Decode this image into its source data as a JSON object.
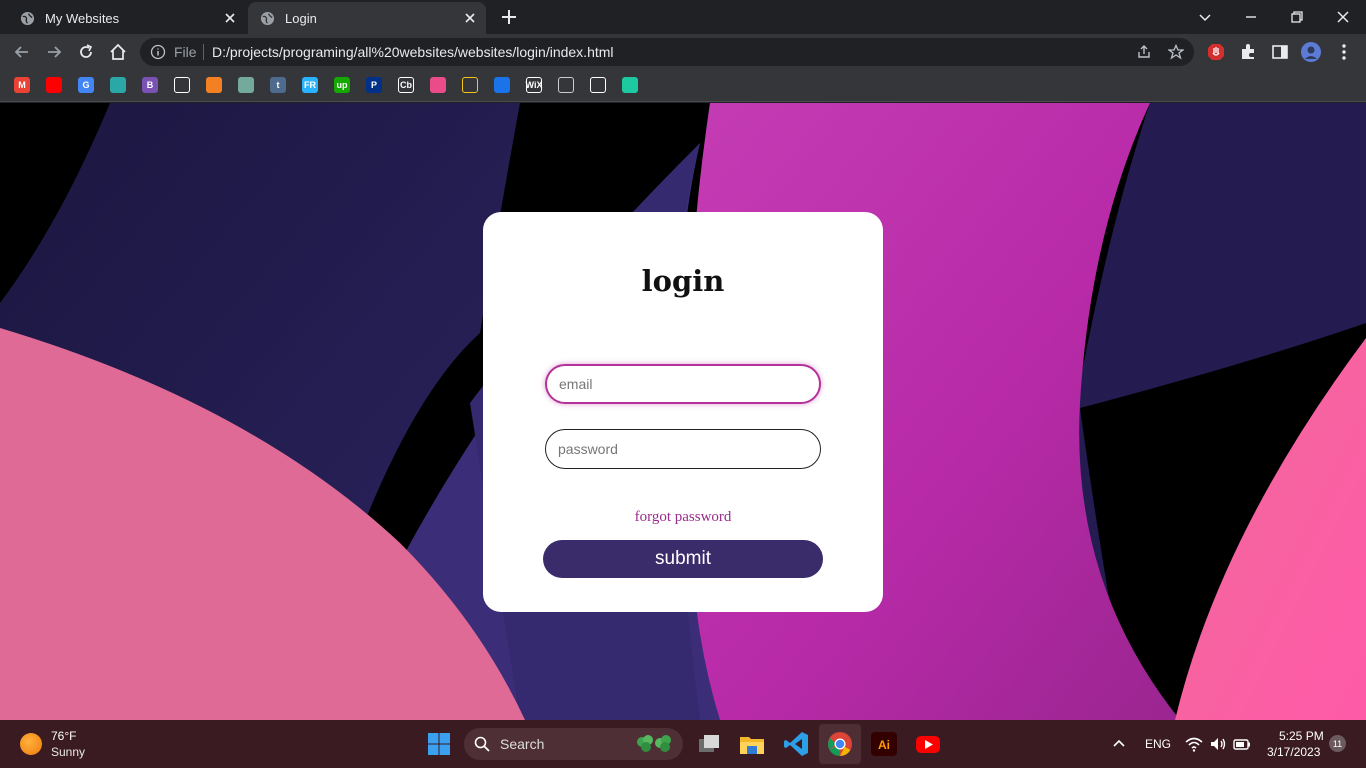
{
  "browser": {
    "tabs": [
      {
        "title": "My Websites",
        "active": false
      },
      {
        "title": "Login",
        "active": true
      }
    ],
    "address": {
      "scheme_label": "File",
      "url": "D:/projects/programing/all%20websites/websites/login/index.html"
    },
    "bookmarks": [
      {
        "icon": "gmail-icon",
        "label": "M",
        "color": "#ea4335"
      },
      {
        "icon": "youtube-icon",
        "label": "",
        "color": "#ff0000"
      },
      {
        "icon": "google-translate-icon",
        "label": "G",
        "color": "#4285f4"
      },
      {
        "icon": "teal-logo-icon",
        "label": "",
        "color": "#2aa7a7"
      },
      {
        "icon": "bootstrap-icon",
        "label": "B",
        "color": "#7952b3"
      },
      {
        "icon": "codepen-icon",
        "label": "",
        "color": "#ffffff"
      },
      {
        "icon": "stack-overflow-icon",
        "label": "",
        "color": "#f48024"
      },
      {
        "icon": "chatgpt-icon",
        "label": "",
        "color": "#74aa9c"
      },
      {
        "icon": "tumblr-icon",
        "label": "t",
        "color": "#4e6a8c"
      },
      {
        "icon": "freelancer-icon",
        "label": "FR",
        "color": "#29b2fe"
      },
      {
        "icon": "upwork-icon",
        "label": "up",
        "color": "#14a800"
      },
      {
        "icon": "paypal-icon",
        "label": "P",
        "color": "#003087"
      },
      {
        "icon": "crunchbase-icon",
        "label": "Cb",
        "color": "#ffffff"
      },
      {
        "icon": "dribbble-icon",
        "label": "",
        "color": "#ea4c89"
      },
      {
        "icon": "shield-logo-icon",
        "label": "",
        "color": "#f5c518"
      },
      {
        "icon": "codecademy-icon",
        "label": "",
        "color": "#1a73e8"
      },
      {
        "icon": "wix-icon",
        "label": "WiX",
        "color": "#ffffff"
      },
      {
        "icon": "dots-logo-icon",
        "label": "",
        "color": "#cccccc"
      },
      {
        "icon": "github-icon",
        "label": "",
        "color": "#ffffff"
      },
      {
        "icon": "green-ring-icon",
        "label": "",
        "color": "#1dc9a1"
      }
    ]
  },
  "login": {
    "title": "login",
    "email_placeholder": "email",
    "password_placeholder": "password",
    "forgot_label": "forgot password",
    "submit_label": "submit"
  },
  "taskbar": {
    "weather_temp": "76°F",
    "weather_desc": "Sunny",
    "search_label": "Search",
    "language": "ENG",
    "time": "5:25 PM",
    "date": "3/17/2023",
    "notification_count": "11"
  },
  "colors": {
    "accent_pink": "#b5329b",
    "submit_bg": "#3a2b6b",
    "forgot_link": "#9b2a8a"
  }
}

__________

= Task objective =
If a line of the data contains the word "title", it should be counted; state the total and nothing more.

= Reply =
3